▶ [About this task] Search the material for the string "sent", then return every line where it is found.

▶ [Material supplied]
#####

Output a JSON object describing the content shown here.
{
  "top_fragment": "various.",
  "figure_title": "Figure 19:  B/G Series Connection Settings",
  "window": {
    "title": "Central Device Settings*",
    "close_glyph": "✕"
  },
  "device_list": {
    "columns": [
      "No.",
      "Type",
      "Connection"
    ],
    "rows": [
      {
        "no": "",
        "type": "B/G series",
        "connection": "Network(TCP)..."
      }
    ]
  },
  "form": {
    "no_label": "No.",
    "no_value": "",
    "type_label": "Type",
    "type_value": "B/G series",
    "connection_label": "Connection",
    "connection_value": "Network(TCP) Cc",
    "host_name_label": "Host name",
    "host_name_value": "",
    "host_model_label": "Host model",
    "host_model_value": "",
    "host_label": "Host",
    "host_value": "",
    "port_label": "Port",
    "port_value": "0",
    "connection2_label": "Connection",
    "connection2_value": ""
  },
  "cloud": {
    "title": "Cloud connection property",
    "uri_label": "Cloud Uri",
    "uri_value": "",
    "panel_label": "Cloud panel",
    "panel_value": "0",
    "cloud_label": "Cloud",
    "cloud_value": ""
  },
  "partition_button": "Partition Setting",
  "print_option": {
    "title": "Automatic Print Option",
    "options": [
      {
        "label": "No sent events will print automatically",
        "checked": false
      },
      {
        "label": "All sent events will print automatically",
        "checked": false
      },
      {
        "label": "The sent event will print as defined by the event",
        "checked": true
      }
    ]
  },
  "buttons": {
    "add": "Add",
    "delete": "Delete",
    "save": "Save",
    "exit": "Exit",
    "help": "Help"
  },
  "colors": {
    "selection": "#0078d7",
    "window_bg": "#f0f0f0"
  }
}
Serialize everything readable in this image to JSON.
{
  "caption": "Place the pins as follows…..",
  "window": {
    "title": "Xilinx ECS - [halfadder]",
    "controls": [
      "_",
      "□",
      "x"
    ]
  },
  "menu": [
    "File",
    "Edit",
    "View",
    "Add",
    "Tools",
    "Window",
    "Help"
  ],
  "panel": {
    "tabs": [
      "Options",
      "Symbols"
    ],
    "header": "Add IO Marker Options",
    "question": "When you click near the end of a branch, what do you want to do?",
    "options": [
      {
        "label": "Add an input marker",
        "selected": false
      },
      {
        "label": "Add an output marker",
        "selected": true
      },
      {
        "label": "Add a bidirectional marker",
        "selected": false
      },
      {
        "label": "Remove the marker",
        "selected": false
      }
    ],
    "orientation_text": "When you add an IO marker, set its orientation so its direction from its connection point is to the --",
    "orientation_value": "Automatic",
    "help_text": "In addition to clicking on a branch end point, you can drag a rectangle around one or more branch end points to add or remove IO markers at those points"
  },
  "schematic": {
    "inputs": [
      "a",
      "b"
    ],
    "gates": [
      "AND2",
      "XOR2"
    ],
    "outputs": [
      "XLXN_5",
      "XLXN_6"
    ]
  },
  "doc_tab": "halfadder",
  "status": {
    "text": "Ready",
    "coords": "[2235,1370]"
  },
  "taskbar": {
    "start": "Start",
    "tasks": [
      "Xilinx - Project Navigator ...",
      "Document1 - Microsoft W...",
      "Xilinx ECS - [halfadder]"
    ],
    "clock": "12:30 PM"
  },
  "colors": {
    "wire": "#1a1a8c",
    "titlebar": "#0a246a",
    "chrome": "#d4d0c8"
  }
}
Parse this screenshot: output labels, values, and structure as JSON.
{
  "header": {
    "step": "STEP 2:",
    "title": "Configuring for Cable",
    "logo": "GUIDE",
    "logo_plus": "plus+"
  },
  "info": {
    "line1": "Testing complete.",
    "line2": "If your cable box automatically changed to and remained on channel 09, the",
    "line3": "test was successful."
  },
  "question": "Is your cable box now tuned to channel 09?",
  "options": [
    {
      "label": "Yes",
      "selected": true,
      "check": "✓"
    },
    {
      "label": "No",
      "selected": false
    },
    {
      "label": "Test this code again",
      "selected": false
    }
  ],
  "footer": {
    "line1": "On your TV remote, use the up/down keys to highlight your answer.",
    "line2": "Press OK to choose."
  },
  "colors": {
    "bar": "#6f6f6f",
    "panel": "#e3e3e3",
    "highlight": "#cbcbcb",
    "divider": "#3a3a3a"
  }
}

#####

▶ [Response below]
        "label": "No sent events will print automatically",
        "label": "All sent events will print automatically",
        "label": "The sent event will print as defined by the event",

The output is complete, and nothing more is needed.